(Dataset excerpts)
━━━━

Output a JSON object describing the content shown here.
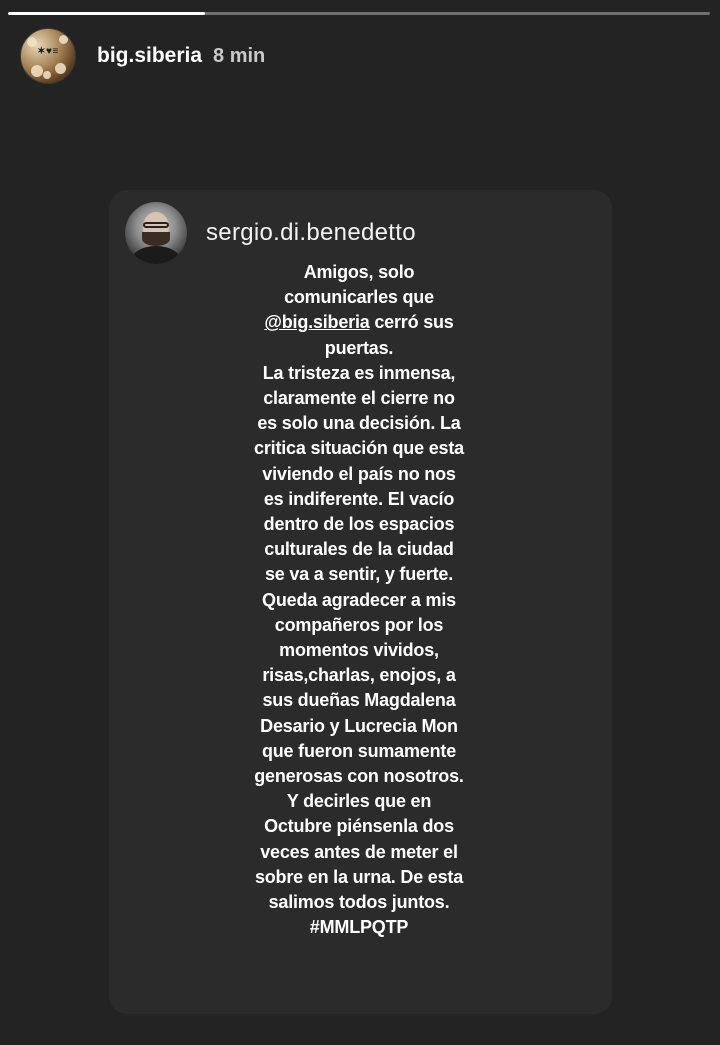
{
  "story": {
    "progress": 0.28,
    "account": {
      "username": "big.siberia",
      "time_ago": "8 min",
      "avatar_icon": "big-siberia-logo-icon"
    }
  },
  "shared_post": {
    "author": {
      "username": "sergio.di.benedetto",
      "avatar_icon": "profile-photo-icon"
    },
    "text_lines": [
      "Amigos, solo",
      "comunicarles que",
      "@big.siberia  cerró sus",
      "puertas.",
      "La tristeza es inmensa,",
      "claramente el cierre no",
      "es solo una decisión. La",
      "critica situación que esta",
      "viviendo el país no nos",
      "es indiferente. El vacío",
      "dentro de los espacios",
      "culturales de la ciudad",
      "se va a sentir, y fuerte.",
      "Queda agradecer a mis",
      "compañeros por los",
      "momentos vividos,",
      "risas,charlas, enojos, a",
      "sus dueñas Magdalena",
      "Desario y Lucrecia Mon",
      "que fueron sumamente",
      "generosas con nosotros.",
      "  Y decirles que en",
      "Octubre piénsenla dos",
      "veces antes de meter el",
      "sobre en la urna. De esta",
      "salimos todos juntos.",
      "#MMLPQTP"
    ]
  },
  "colors": {
    "background": "#232323",
    "card": "#2b2b2b",
    "text": "#ffffff"
  }
}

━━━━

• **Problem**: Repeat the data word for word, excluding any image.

• **Written response**:
Output a JSON object describing the content shown here.
{
  "story": {
    "progress": 0.28,
    "account": {
      "username": "big.siberia",
      "time_ago": "8 min",
      "avatar_icon": "big-siberia-logo-icon"
    }
  },
  "shared_post": {
    "author": {
      "username": "sergio.di.benedetto",
      "avatar_icon": "profile-photo-icon"
    },
    "text_lines": [
      "Amigos, solo",
      "comunicarles que",
      "@big.siberia  cerró sus",
      "puertas.",
      "La tristeza es inmensa,",
      "claramente el cierre no",
      "es solo una decisión. La",
      "critica situación que esta",
      "viviendo el país no nos",
      "es indiferente. El vacío",
      "dentro de los espacios",
      "culturales de la ciudad",
      "se va a sentir, y fuerte.",
      "Queda agradecer a mis",
      "compañeros por los",
      "momentos vividos,",
      "risas,charlas, enojos, a",
      "sus dueñas Magdalena",
      "Desario y Lucrecia Mon",
      "que fueron sumamente",
      "generosas con nosotros.",
      "  Y decirles que en",
      "Octubre piénsenla dos",
      "veces antes de meter el",
      "sobre en la urna. De esta",
      "salimos todos juntos.",
      "#MMLPQTP"
    ]
  },
  "colors": {
    "background": "#232323",
    "card": "#2b2b2b",
    "text": "#ffffff"
  }
}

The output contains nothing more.